Williams and his colleagues did detect gases escaping from Galeras and rumbling tremors in the surrounding area several weeks before the January 1993 eruption. And the tremors did grow more frequent and intense. But by the time Williams and his colleagues were conducting studies inside the volcano, the tremors had died down. The volcano was spewing only tiny levels of gas and appeared to be asleep, says Williams. The scientists mistakenly and tragically assumed that any budding danger had passed. What they found out was that the volcano had been "tricking us spectacularly," Williams says. He and one of his students, Tobias Fischer, now suspect that the volcano had bottled itself up. As the magma flowed, they hypothesize, cracks in the rocks above the magma chamber somehow started to seal up. That increased the pressure and the strength and frequency of the tremors. But then, Williams now theorizes, the cracks sealed up completely. When that happened, the tremors stopped, because the magma could no longer move around, Williams says. Gases could no longer escape. But the pressure continued to build. "We were sitting on a bomb that was [silently] ticking away," Williams says. Suddenly, "the ground began to shake, and 10 seconds later, everybody was dead that's how little warning we had," he says.

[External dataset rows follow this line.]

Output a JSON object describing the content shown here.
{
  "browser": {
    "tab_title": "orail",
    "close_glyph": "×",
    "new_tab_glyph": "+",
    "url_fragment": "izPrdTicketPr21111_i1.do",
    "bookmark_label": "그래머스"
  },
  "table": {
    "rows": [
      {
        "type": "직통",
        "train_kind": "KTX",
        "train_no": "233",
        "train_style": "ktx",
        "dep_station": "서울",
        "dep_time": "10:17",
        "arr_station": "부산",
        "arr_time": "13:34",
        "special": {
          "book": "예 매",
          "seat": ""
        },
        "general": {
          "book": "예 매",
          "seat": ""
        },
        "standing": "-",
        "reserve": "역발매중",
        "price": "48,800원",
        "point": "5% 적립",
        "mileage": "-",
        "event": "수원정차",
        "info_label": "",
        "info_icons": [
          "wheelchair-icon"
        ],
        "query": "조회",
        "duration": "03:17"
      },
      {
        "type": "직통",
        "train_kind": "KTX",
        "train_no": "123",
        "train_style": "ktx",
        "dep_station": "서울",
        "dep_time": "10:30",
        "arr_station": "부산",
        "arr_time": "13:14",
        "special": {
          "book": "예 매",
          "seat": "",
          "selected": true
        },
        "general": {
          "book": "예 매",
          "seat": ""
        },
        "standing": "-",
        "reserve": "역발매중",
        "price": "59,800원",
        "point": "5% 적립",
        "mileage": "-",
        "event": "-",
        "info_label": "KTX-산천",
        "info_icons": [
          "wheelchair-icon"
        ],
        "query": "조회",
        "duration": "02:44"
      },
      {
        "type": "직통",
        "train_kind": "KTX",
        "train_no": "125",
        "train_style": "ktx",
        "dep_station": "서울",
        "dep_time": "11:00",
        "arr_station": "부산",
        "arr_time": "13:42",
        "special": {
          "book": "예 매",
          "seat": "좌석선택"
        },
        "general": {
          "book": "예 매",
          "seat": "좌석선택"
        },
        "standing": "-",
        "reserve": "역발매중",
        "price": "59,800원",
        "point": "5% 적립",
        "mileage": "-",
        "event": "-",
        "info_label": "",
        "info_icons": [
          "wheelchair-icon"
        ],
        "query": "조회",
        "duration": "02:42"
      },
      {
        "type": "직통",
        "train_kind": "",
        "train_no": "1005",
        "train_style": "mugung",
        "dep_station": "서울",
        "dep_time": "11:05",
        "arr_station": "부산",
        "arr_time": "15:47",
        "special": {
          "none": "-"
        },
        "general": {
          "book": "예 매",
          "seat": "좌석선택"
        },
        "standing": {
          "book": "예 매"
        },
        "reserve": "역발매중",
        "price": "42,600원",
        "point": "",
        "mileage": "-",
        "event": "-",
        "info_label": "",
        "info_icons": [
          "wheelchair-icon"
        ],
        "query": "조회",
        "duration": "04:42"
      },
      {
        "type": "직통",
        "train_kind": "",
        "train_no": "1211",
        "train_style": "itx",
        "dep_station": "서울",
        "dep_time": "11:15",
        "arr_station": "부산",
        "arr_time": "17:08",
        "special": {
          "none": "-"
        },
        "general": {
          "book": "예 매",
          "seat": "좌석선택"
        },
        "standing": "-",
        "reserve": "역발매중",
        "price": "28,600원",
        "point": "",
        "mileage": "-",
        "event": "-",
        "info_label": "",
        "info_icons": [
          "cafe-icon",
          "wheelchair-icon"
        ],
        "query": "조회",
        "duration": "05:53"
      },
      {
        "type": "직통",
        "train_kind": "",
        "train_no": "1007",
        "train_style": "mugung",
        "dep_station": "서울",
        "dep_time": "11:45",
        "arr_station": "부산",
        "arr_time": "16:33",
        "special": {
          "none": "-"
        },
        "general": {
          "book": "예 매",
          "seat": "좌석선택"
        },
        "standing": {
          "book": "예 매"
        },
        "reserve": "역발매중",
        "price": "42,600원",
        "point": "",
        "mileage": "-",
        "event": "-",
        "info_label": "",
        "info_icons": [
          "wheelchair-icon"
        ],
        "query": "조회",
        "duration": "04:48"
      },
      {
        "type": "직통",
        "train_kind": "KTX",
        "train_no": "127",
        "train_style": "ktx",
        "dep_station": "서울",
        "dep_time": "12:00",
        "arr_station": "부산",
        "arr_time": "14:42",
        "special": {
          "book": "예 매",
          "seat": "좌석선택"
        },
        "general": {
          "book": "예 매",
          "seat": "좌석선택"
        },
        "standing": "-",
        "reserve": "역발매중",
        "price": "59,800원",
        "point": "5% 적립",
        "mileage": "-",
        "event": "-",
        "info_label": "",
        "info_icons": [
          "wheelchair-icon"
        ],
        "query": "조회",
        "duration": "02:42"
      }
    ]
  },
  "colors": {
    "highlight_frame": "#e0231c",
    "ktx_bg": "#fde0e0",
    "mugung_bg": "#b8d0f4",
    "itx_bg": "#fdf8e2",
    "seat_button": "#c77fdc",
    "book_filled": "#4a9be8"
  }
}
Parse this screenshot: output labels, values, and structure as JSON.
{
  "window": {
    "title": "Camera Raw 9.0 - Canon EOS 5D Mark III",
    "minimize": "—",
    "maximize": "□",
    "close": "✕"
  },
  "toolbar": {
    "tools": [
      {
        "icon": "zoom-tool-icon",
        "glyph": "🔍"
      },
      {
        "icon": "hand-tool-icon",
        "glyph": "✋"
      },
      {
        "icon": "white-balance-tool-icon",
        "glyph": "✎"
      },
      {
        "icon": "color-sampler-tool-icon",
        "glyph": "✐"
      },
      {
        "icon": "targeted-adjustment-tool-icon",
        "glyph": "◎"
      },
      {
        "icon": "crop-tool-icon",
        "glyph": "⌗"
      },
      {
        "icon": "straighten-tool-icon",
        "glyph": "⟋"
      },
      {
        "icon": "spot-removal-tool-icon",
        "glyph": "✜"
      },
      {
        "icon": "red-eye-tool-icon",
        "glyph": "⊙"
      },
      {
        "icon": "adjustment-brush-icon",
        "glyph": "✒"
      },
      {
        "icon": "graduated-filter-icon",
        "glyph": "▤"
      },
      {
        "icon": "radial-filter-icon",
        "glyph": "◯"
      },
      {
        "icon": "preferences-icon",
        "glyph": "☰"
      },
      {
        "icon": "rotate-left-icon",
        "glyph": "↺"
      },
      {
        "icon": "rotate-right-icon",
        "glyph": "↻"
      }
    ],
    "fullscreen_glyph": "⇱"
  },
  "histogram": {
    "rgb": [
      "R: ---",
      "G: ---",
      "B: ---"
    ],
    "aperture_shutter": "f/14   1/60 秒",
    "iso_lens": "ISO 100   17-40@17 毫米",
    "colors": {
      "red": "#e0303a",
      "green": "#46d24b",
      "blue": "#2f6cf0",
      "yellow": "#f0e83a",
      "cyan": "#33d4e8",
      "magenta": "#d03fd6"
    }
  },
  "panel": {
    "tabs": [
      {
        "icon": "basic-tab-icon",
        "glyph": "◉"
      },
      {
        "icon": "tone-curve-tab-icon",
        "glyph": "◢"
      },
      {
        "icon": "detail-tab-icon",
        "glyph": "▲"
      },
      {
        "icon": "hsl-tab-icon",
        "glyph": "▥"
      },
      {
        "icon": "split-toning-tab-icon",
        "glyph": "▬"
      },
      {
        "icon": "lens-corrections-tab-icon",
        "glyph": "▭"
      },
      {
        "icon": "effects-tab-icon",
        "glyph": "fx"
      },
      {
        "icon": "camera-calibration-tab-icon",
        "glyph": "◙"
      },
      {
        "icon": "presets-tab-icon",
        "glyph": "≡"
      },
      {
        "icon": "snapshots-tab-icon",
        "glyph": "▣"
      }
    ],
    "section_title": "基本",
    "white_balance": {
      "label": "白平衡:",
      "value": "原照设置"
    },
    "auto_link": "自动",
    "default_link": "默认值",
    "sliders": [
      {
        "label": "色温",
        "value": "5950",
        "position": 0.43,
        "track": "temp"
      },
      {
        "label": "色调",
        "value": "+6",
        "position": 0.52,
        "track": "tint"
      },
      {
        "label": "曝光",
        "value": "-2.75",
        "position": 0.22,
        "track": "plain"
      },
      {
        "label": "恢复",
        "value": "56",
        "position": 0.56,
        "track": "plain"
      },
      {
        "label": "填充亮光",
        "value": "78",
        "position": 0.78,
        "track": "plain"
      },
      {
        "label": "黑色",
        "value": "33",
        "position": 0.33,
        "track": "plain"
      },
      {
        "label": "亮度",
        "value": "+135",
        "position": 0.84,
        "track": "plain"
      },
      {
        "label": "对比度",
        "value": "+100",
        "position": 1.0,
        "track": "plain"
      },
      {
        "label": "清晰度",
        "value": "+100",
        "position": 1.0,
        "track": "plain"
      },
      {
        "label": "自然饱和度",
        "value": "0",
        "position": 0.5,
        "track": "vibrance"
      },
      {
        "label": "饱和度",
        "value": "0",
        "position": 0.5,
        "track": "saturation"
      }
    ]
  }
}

This pattern of an eerie stillness just before eruption repeated itself two months after the deadly blast. Williams and Fischer have now translated the pattern into a model they say may help predict eruptions. The model went on to correctly forecast a June 1993 eruption at Galeras. But the volcano proved to be more complicated than Williams and Fischer had originally thought. In November 1993 and March 1994, the "pre-eruption" pattern seemed to be occurring again but the volcano didn't blow. The scientists later realized that the tremors they detected in those months were slightly different from the ones that had preceded the earlier, true eruptions. Were they deterred from pursuing an eruption-forecasting model? Not at all. Now fully recovered from his injuries, Williams continues to climb into the bellies of volcanoes to collect the data he needs. His ultimate goal is to be able to forecast eruptions the way meteorologists forecast the weather. That will require setting up more volcano-observing stations and collecting a lot more data, he says. "I can't claim I'm going to prevent a volcano from erupting," he adds, "but I may be able to help people minimize the disaster."